(Web page and app entries)
────────────────
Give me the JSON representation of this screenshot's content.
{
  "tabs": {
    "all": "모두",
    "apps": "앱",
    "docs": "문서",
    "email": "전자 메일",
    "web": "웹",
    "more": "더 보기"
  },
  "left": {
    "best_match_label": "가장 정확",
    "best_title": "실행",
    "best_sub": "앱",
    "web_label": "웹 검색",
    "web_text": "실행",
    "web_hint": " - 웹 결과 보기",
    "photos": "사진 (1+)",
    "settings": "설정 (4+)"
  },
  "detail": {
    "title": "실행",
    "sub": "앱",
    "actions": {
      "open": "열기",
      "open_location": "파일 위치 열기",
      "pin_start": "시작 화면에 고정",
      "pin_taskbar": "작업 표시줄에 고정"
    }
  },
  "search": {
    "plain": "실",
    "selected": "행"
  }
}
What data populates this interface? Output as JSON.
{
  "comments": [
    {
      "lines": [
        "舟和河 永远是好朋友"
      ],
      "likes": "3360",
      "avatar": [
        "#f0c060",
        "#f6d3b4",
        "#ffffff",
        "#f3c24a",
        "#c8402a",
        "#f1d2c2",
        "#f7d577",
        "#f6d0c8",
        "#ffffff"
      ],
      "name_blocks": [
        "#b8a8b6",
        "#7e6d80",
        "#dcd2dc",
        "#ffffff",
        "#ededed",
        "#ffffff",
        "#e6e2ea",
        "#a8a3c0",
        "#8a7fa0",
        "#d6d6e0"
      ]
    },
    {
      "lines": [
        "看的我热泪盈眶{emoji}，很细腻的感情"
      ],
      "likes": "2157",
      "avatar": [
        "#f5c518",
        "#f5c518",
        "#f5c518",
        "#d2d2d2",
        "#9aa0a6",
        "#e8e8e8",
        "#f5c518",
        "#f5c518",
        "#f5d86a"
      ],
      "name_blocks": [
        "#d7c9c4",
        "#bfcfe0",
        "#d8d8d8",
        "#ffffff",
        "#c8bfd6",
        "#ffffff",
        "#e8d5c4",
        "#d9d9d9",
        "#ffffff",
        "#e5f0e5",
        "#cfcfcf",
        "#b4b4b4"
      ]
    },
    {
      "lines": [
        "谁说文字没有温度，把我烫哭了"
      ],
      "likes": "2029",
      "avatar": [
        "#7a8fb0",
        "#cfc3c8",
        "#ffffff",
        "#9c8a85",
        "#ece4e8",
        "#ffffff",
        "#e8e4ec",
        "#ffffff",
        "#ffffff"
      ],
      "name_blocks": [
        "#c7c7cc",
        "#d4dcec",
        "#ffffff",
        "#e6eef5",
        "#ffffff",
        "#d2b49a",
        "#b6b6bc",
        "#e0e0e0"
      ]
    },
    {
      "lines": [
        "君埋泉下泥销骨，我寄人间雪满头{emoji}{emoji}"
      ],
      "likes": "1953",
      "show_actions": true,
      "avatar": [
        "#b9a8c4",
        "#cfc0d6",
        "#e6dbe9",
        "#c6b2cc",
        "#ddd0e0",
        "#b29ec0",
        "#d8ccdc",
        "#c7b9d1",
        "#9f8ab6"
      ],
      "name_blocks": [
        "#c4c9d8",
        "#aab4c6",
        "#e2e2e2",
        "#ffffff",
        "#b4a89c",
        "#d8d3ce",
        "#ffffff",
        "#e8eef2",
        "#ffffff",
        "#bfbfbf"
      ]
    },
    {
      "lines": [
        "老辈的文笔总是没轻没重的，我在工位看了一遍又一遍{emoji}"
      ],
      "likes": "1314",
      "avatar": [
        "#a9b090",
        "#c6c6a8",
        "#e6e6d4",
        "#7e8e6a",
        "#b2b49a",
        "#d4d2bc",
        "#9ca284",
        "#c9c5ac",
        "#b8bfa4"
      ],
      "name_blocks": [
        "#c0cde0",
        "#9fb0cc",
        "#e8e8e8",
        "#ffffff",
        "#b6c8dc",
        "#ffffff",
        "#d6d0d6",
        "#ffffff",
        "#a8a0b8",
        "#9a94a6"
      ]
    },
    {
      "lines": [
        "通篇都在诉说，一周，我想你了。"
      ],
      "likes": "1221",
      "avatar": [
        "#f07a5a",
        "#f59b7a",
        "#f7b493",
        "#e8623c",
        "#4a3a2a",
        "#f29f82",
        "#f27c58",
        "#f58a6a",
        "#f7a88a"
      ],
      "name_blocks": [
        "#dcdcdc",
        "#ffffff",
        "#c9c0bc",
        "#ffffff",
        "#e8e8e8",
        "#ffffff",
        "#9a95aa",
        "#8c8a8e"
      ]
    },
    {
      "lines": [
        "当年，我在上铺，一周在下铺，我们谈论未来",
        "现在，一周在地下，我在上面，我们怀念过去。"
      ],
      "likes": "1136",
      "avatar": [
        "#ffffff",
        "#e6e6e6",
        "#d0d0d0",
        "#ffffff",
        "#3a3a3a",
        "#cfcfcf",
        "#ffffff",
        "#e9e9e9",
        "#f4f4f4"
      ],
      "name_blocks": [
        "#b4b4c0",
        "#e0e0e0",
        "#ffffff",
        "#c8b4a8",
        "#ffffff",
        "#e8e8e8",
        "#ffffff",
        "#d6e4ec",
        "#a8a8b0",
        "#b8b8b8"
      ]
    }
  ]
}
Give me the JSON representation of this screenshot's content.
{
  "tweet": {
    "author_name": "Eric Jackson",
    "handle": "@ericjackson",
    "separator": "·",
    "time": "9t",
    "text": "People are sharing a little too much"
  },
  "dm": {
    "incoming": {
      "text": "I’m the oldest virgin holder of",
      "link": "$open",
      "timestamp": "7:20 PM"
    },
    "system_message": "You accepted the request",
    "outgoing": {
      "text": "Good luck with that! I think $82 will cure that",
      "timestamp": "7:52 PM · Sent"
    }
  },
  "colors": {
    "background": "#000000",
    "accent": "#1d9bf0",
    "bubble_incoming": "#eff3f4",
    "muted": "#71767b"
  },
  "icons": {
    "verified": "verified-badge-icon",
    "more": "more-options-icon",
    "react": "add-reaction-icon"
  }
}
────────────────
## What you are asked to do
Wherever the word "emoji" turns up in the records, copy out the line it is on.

## Task response
        "看的我热泪盈眶{emoji}，很细腻的感情"
        "君埋泉下泥销骨，我寄人间雪满头{emoji}{emoji}"
        "老辈的文笔总是没轻没重的，我在工位看了一遍又一遍{emoji}"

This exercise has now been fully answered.